While the announcement in June required voter approval for any future changes in the Drinking Water program, legislators withheld support of that part of the deal on Tuesday. Deputy Presiding Officer Jay Schneiderman (I-Montauk) said that because negotiations are still technically ongoing — the lawsuit has not been officially dropped — the legislature was advised to table support for part of the agreement.

North Fork Legislator Al Krupski (D-Cutchogue) said he was at first “disturbed” by the agreement, since it contains no provisions guaranteeing the purchase of farmland in the future.

However, he said that Mr. Bellone and the Legislature’s willingness to preserve farmland on the East End in the past have eased his mind. And in the end, voters will still have the final say on whether or not this agreement suits their needs.

“I would have structured this a little differently, but I wasn’t at the table,” Mr. Krupski said Wednesday morning. “So I didn’t have that option … But I think if you look at this globally, this is the hand we were dealt. And past decisions have really made our options limited financially. This was, I felt, the best option to take.”

With county budget forecasts looking grim, Republican members of the Legislature — though split on the issue — expressed concern about the long-term viability of paying back the debt.

Legislator Rob Trotta (R-Fort Salonga) said he would rather see the dollars currently in the sewer stabilization fund — the section of the Drinking Water Protection Program that would be borrowed from — used to build sewers to revitalize the county’s downtown areas and update aging cesspool systems countywide.

“This is nothing more than kicking the can down the road with steel-tipped shoes,” Mr. Trotta said. “People are saying we cut a deal and fixed a problem. But we have beaches closing because cesspools are running into our water. Sewers would fix that.”

Legislator Tom Barraga (R-West Islip) voted in favor of moving the agreement to voters on the merits of giving the public the power to make its own decision. But he said paying the borrowed funds back by 2029 could end up being more trouble than it’s worth, a concern Mr. Krupski said the county would have to address before the payments come due.

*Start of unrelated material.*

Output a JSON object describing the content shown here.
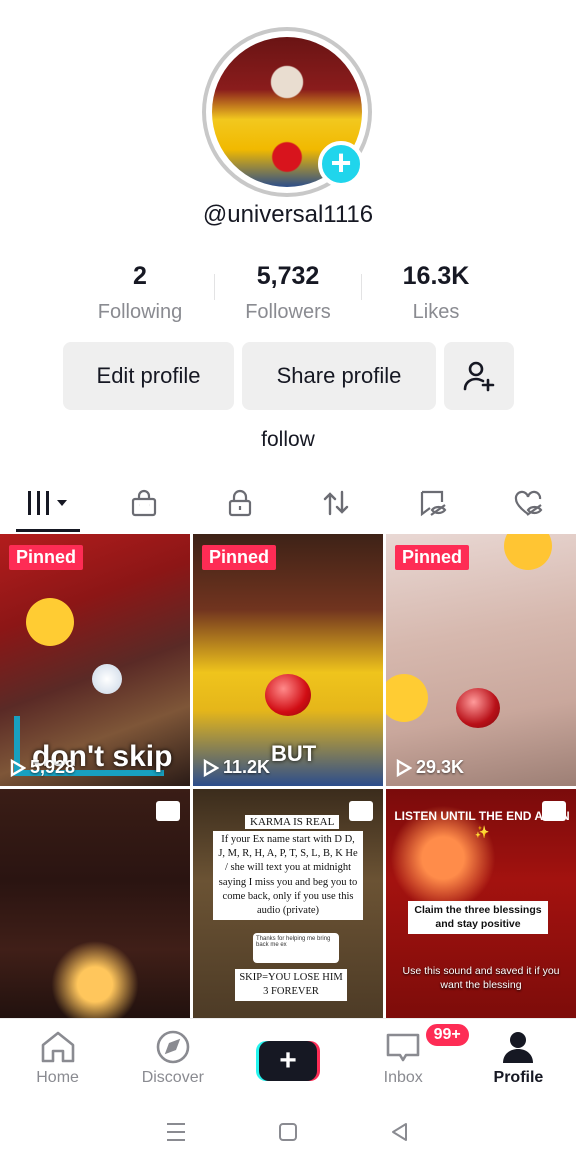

Minority Leader John Kennedy (R-Smithtown), however, pointed out that if the lawsuits proceed, and the county prevails, it won’t have to replay the funds at all.

07/29/14 4:00pm
Bob’s Discount Furniture and Pet Valu will be moving in next to Walmart. (Credit: Barbaraellen Koch)

Bob’s Discount Furniture and Pet Valu will be moving in next to Walmart. Pictured is the property in April. (Credit: Barbaraellen Koch, file)

Bob’s Discount Furniture, which had originally hoped to be open by Memorial Day next to the new Walmart on Route 58, has set an opening date in late August.

According to the company’s Facebook page, the furniture store will be opening on Aug. 28.  (more…)